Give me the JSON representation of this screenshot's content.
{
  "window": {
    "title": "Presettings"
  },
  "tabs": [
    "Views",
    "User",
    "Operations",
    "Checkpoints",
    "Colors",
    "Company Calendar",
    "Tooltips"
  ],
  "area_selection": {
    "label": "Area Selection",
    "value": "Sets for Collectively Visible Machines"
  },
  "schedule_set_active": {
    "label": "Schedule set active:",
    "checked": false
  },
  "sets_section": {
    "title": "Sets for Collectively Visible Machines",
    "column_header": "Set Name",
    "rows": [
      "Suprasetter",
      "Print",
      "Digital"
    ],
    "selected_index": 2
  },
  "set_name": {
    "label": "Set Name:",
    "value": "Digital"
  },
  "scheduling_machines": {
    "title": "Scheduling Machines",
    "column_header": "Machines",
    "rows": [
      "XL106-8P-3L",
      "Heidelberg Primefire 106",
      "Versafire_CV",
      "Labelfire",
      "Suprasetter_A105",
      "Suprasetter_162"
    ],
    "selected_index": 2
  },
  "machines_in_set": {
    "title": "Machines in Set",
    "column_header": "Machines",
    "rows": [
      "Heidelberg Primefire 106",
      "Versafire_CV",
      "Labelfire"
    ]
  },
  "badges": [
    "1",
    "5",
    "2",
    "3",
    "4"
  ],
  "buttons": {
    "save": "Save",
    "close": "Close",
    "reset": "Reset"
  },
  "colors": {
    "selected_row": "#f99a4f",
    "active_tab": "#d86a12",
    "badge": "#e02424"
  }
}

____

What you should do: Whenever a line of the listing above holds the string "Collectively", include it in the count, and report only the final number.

Final answer: 2